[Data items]
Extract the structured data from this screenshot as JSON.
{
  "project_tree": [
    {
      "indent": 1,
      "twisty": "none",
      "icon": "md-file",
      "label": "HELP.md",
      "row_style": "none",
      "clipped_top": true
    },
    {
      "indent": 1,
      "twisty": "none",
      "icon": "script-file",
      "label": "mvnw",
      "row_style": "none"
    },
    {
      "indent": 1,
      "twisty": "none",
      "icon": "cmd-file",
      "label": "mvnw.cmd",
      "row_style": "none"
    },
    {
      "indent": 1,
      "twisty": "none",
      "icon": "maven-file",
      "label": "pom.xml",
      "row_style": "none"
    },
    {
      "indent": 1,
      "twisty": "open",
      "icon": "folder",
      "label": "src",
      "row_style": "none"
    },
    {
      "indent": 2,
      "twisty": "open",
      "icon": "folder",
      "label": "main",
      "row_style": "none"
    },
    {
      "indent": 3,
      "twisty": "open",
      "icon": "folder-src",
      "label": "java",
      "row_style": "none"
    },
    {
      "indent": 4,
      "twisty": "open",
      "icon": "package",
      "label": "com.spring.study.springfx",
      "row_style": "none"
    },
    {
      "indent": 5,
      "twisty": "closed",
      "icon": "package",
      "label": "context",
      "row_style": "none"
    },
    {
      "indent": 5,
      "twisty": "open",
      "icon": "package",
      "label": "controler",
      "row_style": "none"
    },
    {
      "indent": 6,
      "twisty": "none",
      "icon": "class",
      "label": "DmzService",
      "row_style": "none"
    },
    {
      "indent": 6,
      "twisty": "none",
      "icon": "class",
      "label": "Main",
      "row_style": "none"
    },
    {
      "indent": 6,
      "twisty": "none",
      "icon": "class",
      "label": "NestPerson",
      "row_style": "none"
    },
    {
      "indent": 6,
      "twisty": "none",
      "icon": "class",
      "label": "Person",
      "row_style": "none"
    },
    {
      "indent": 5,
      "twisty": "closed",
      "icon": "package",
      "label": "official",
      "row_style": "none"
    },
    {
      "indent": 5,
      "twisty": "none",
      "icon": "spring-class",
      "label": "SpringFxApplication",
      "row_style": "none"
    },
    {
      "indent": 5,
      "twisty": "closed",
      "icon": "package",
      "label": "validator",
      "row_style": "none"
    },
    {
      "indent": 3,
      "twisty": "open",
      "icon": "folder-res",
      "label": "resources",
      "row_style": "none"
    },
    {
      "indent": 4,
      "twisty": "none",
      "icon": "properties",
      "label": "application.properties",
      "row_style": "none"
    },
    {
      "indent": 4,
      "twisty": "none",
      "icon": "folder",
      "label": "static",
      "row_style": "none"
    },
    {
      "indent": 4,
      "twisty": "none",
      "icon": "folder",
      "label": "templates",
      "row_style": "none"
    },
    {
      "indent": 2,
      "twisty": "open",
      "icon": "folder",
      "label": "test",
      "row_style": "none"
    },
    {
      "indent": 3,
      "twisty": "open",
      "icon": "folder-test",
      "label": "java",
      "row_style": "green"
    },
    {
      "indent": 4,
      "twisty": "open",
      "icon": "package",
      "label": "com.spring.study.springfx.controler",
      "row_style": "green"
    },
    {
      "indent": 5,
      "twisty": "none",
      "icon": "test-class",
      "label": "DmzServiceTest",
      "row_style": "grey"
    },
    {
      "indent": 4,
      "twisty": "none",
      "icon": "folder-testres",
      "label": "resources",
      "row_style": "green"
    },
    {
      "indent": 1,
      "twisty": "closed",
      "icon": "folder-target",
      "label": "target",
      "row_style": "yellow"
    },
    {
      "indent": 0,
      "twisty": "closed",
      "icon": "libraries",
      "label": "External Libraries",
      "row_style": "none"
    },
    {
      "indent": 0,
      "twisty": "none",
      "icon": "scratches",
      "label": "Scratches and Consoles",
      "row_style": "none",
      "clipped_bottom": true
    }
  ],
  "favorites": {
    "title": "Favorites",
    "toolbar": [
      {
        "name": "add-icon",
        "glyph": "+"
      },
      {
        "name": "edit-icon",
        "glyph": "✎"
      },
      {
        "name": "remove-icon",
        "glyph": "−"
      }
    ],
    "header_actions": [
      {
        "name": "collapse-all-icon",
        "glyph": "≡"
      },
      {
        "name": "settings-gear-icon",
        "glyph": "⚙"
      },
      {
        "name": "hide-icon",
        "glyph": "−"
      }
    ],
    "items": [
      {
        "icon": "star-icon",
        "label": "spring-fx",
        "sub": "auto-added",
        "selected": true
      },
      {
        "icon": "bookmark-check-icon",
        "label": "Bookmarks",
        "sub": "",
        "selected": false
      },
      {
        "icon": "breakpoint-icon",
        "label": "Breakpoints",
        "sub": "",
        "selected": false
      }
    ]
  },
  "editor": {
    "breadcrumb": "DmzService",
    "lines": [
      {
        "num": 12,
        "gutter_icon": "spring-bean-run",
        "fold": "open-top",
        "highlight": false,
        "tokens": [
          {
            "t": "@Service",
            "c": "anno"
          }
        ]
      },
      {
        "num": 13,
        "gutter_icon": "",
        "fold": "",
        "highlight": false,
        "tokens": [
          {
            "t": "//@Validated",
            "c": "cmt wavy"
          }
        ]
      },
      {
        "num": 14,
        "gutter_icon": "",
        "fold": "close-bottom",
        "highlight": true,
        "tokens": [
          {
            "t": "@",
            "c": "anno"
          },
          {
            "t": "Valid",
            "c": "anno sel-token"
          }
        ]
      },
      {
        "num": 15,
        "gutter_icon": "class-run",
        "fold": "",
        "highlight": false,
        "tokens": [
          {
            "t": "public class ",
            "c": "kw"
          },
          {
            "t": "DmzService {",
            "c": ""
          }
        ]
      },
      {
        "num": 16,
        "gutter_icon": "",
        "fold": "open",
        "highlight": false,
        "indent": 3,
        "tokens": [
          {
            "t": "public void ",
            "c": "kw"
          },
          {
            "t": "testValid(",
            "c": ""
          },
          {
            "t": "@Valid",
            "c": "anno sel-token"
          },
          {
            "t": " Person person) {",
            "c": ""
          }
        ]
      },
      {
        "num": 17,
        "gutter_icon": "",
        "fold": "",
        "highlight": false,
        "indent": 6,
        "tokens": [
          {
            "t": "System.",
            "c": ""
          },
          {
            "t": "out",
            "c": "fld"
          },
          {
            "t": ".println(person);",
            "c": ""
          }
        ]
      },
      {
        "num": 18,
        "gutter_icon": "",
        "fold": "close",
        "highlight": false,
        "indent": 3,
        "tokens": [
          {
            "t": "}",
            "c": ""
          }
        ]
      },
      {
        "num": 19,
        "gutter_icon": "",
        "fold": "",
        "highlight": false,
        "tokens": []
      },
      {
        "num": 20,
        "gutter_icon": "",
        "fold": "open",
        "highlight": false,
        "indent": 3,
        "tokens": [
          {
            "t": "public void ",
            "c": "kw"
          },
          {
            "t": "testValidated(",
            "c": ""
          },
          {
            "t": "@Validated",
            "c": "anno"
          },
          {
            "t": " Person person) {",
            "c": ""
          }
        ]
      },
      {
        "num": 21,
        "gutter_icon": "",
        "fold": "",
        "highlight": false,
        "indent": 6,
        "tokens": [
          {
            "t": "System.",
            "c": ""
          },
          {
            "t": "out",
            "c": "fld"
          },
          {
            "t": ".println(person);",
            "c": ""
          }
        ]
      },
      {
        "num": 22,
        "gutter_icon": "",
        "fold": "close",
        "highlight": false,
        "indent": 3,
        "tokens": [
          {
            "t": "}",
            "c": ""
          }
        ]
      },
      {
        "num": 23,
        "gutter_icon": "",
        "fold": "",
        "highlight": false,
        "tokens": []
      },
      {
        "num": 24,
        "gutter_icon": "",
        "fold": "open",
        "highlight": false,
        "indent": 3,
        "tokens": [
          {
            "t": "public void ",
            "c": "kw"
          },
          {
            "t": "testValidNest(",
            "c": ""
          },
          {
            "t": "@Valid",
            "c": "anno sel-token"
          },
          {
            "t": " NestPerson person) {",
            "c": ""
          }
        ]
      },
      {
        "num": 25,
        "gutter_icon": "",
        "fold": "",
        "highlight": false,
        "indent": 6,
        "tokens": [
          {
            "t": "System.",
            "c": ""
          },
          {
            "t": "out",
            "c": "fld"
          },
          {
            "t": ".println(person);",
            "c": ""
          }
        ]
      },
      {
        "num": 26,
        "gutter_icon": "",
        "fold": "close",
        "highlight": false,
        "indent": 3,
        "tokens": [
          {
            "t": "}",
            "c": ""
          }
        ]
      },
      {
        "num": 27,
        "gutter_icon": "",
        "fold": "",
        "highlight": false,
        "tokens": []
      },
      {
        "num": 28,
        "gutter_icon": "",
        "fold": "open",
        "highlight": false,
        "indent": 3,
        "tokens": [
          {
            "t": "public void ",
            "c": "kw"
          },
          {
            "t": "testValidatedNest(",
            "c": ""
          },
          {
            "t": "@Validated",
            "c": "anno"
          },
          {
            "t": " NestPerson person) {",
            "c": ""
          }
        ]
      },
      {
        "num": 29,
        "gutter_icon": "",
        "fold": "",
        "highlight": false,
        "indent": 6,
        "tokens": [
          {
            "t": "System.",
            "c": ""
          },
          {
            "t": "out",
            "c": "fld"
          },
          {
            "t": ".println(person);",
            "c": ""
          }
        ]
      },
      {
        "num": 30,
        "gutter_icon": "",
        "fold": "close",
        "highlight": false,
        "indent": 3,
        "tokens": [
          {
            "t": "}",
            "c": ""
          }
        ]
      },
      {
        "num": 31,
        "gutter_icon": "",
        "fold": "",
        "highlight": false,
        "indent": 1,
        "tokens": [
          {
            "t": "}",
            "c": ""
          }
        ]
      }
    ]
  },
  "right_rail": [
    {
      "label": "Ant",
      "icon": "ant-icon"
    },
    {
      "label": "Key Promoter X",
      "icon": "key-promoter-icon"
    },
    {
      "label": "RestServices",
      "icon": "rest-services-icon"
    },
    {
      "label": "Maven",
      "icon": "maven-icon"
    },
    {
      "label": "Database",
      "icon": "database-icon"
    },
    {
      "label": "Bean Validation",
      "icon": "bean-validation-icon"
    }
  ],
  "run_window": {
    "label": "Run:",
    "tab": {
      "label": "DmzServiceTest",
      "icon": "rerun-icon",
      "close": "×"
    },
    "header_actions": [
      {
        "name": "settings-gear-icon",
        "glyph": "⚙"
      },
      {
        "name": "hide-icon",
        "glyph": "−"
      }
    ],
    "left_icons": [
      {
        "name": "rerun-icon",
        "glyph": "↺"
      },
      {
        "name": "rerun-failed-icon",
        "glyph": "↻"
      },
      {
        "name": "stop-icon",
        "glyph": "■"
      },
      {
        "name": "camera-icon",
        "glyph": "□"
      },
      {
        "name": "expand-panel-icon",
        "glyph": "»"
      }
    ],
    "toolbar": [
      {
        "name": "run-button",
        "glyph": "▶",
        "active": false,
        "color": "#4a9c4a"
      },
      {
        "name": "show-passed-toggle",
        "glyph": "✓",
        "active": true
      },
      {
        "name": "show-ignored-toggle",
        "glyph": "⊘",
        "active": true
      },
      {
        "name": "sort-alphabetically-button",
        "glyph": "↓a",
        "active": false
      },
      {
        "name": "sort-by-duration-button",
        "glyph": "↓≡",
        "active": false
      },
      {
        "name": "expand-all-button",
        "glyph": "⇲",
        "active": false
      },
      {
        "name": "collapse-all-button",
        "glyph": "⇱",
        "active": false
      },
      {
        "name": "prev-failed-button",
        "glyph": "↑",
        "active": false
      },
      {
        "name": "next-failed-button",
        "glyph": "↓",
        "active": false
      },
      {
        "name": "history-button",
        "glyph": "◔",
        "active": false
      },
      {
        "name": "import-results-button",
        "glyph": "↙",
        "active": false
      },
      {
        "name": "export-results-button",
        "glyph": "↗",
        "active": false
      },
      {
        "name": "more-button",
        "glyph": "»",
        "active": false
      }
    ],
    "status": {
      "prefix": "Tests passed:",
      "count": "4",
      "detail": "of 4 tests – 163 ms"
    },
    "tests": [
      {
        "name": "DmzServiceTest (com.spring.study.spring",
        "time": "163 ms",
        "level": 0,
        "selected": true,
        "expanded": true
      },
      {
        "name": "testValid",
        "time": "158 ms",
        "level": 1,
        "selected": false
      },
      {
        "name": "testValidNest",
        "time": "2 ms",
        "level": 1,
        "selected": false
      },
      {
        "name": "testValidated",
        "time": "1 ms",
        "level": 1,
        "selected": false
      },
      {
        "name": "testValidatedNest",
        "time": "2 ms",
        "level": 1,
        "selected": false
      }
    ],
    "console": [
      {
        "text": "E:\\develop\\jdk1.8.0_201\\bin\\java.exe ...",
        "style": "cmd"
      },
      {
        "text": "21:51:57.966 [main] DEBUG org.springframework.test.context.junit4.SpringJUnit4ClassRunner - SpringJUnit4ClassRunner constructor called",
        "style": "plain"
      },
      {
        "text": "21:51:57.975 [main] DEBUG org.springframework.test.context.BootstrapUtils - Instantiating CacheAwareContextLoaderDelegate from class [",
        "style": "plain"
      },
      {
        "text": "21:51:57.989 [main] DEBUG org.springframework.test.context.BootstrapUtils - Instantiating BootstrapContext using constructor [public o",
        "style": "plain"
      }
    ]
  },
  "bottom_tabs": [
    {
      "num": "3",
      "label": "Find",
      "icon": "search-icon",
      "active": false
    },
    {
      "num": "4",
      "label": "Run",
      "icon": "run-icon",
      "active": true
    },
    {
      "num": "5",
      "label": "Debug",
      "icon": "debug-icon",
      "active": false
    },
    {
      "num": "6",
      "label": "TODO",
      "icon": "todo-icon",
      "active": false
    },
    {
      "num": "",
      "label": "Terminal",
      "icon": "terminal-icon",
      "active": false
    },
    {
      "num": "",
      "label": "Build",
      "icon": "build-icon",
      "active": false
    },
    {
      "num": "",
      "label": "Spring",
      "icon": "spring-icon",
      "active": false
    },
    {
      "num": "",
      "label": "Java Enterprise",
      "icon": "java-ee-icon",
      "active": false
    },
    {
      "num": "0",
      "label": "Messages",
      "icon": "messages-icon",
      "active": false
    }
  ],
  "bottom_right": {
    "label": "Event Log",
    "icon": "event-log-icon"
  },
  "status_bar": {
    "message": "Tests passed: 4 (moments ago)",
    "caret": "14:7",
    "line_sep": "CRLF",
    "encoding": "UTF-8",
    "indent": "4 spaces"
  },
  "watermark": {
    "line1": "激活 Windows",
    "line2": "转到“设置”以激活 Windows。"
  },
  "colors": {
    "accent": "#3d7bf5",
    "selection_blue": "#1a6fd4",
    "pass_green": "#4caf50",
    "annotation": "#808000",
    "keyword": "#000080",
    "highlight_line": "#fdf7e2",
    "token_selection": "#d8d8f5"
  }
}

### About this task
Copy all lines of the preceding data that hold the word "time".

### Solution below
        "time": "163 ms",
        "time": "158 ms",
        "time": "2 ms",
        "time": "1 ms",
        "time": "2 ms",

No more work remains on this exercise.